Sunday, September 09, 2007

Chip implants: Linked to animal tumor

Back on May 21st, I wrote a post called Chip Implants: Ethical or not? It talked about the use of an implantable chip in the arm of Alzheimer's patients. This chip would have all the medical information necessary for an emergency room physician or other health care professional who needed it. This post generated a great discussion on this topic.

This morning, the AP has an article which states that chips like this have been associated with tumor production in animal studies. What's interesting is that the companies involved knew this information when they went before the FDA for approval. The FDA approved the use of the chips in 1995.
"The transponders were the cause of the tumors," said Keith Johnson, a retired toxicologic pathologist, explaining in a phone interview the findings of a 1996 study he led at the Dow Chemical Co. in Midland, Mich.

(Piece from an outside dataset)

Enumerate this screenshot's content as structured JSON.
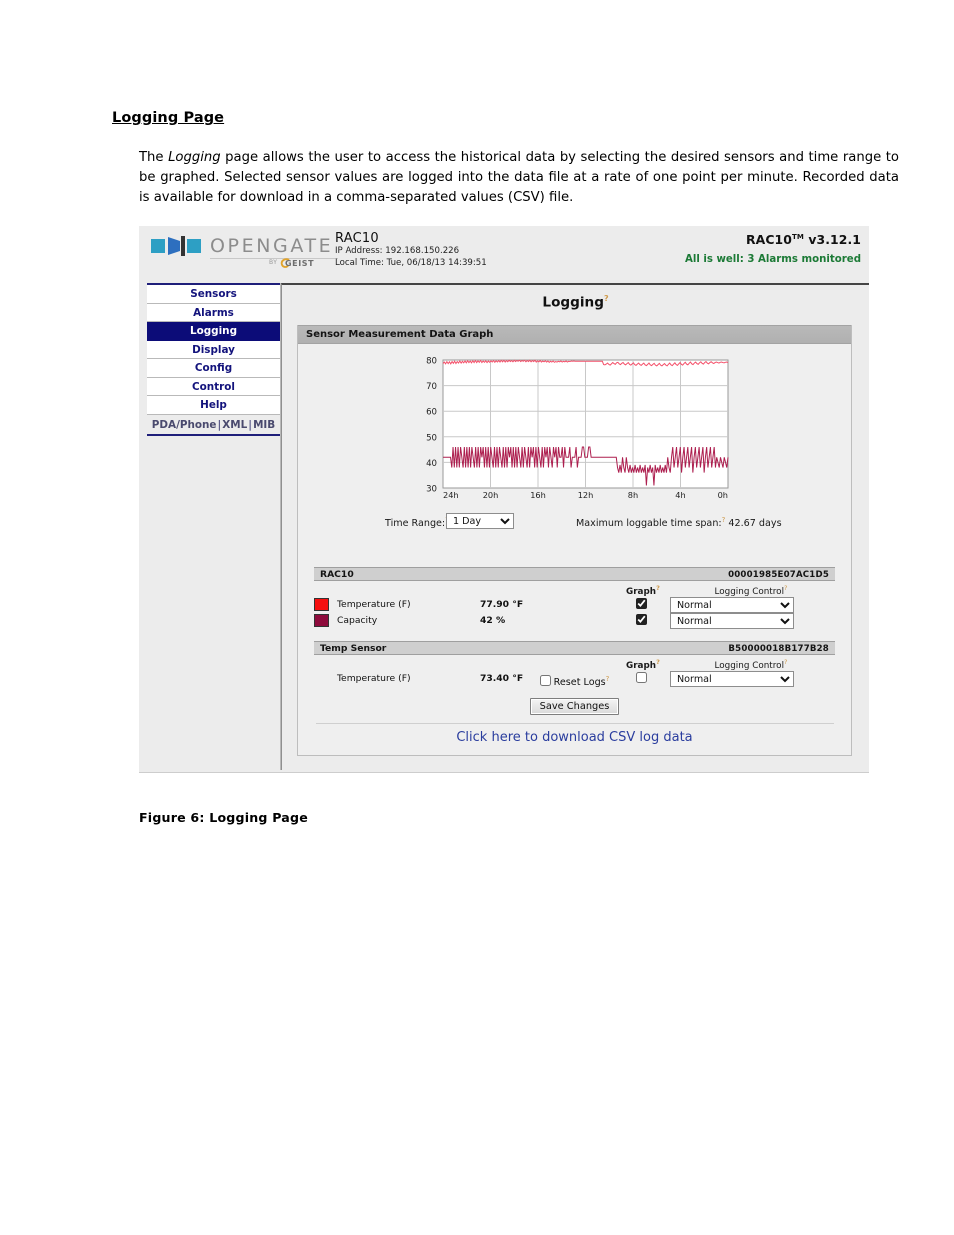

Leading cancer specialists reviewed the research for The Associated Press and, while cautioning that animal test results do not necessarily apply to humans, said the findings troubled them. Some said they would not allow family members to receive implants, and all urged further research before the glass-encased transponders are widely implanted in people.
This definitely adds fuel to the fire of the debate of use of this chip in humans. Despite this AP article, I continue to hold the position that these chips should be used. As stated above, animal studies do not necessarily translate into human studies. Keep a close eye on this story. I imagine that there will be more coming from both sides of this debate.


Ami said...

It's not bad enough for someone to be stricken with Alzheimer's... we need to add the risk of cancer to that?

Animal research exists to protect us from things like this.

I am not sure why someone would be in favor of adding this very real risk to an already fragile existence.

What are the benefits of this sort of implant? Do they even come close to outweighing the risks? I would definitely not allow anyone in my family to be invaded by a transponder.

jscherger said...

Tumors do not equal cancer. Most tumors are benign. It would make sense that a foreign body would cause a tumor like reaction. I would not be concerned unless we are talking about malignant tumors (cancer)

Anonymous said...

Chips in bodies scare me...SHEESH!

Kiki B. said...

"Tumors do not equal cancer. Most tumors are benign." Yes, they are, but try telling someone dealing with Cushing's Disease for years on end from a Pit. tumor that a benign tumor is no big deal. Trust me, it is.

Also, what's wrong with the good, old, MedicAlert bracelet or necklace. I have one, and it has my information available to medical personnel. MedicAlert also has something similar to a flashdrive that you can carry on a keychain or elsewhere that you can plug into a USB drive in a computer and pull up the patients info. There is also MEDEM, which is a computer program that contains your medical information, and your doctors are able to access it. There are many more options that aren't invasive or possibly dangerous to partake of before one goes running of to get an implant. Believe me, I have heard of way too many implantable medical devices giving patients major complications.

Mauigirl said...

The heck with the people, what about the poor animals? (Obviously I'm kidding, I would be very concerned about implanting chips in people both for medical and political concerns). But seriously, my dog came from a rescue group that implants chips in the dogs in case they get lost. And my dog has had two mast cell tumors (which are a type of cancer common in dogs). I wonder if there is a connection?

Visionary & Medium Extraordinaire said...

Shocking, but I'm not surprised. Especially that the FDA witheld infromation. Not the first time.
It's not the foreign object that is causing tumors is it, rather the transmitters, right?
Otherwise pacemakers and other objects should be causing more frequency with tumors.

Mauigirl, pets often get tumors from getting their shots always in the same place. A good friend of mine lost her dog because he'd get his annual nasal shots. He started getting tumors in his nose, then it spread all into his scull/head. It was painful to watch

The Curmudgeon said...

I can see where this would be useful especially with patients suffering from advanced dementia -- heck, I can see (skipping up to the cell phone post currently on the top of the page) a day not too far off when cell phones might be implanted in anyone who wants.

I just want (a) to be able to say no, thank you and (b) if I take one, I want an off switch. At least until some court somewhere deems me no longer competent to handle my own on/off switch.

How's that?

It's me, T.J. said...

We've been using microchips for almost 10 years...

As far as we know, none of our patients have developed tumors at, or near, the chip site. As far as other tumors, we haven't seen what would be a 'considerable' increase in the incidence of cancers over the last 10 years.

The study was done on mice which are a whole lot smaller than cats, dogs, or humans.

I wonder how many people are walking around with shrapnel? I wonder if they could be used in a 'human-type' study.